▸ TASK INSTRUCTIONS:
So that nothing is lost, restate each entry exactly as supplied.
+++ RECORD EXCERPTS +++
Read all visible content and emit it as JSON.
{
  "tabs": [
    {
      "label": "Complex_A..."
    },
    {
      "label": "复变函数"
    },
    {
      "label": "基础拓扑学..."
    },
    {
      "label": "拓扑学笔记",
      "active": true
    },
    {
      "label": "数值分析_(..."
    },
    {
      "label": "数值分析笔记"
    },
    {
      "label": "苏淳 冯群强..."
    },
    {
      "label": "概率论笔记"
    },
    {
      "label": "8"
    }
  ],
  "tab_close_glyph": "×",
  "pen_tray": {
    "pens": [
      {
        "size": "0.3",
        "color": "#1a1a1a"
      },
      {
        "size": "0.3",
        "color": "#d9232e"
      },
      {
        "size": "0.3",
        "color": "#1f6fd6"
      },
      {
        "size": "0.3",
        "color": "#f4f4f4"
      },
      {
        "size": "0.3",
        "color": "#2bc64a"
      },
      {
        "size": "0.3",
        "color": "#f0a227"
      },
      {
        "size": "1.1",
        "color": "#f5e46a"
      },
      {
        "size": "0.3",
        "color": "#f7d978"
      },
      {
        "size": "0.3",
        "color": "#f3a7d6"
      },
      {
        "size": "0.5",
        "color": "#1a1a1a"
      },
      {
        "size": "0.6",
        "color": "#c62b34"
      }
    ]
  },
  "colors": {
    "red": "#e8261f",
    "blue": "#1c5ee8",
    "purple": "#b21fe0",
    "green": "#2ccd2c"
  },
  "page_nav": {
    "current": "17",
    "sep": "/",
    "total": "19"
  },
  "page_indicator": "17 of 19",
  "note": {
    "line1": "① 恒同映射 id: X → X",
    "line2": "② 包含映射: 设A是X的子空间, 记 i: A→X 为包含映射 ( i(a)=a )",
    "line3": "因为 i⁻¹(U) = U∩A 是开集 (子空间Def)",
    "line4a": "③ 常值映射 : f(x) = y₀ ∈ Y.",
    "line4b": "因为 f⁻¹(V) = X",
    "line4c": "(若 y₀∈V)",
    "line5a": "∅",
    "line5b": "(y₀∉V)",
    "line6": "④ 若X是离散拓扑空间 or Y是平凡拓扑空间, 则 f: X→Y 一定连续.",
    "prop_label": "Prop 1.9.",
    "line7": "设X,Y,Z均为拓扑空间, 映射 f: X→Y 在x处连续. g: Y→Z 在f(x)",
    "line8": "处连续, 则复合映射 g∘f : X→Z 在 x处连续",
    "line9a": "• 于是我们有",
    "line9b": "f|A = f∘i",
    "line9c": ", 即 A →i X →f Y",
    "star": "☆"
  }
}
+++
▸ OUTPUT BELOW:
Read all visible content and emit it as JSON.
{
  "tabs": [
    {
      "label": "Complex_A..."
    },
    {
      "label": "复变函数"
    },
    {
      "label": "基础拓扑学..."
    },
    {
      "label": "拓扑学笔记",
      "active": true
    },
    {
      "label": "数值分析_(..."
    },
    {
      "label": "数值分析笔记"
    },
    {
      "label": "苏淳 冯群强..."
    },
    {
      "label": "概率论笔记"
    },
    {
      "label": "8"
    }
  ],
  "tab_close_glyph": "×",
  "pen_tray": {
    "pens": [
      {
        "size": "0.3",
        "color": "#1a1a1a"
      },
      {
        "size": "0.3",
        "color": "#d9232e"
      },
      {
        "size": "0.3",
        "color": "#1f6fd6"
      },
      {
        "size": "0.3",
        "color": "#f4f4f4"
      },
      {
        "size": "0.3",
        "color": "#2bc64a"
      },
      {
        "size": "0.3",
        "color": "#f0a227"
      },
      {
        "size": "1.1",
        "color": "#f5e46a"
      },
      {
        "size": "0.3",
        "color": "#f7d978"
      },
      {
        "size": "0.3",
        "color": "#f3a7d6"
      },
      {
        "size": "0.5",
        "color": "#1a1a1a"
      },
      {
        "size": "0.6",
        "color": "#c62b34"
      }
    ]
  },
  "colors": {
    "red": "#e8261f",
    "blue": "#1c5ee8",
    "purple": "#b21fe0",
    "green": "#2ccd2c"
  },
  "page_nav": {
    "current": "17",
    "sep": "/",
    "total": "19"
  },
  "page_indicator": "17 of 19",
  "note": {
    "line1": "① 恒同映射 id: X → X",
    "line2": "② 包含映射: 设A是X的子空间, 记 i: A→X 为包含映射 ( i(a)=a )",
    "line3": "因为 i⁻¹(U) = U∩A 是开集 (子空间Def)",
    "line4a": "③ 常值映射 : f(x) = y₀ ∈ Y.",
    "line4b": "因为 f⁻¹(V) = X",
    "line4c": "(若 y₀∈V)",
    "line5a": "∅",
    "line5b": "(y₀∉V)",
    "line6": "④ 若X是离散拓扑空间 or Y是平凡拓扑空间, 则 f: X→Y 一定连续.",
    "prop_label": "Prop 1.9.",
    "line7": "设X,Y,Z均为拓扑空间, 映射 f: X→Y 在x处连续. g: Y→Z 在f(x)",
    "line8": "处连续, 则复合映射 g∘f : X→Z 在 x处连续",
    "line9a": "• 于是我们有",
    "line9b": "f|A = f∘i",
    "line9c": ", 即 A →i X →f Y",
    "star": "☆"
  }
}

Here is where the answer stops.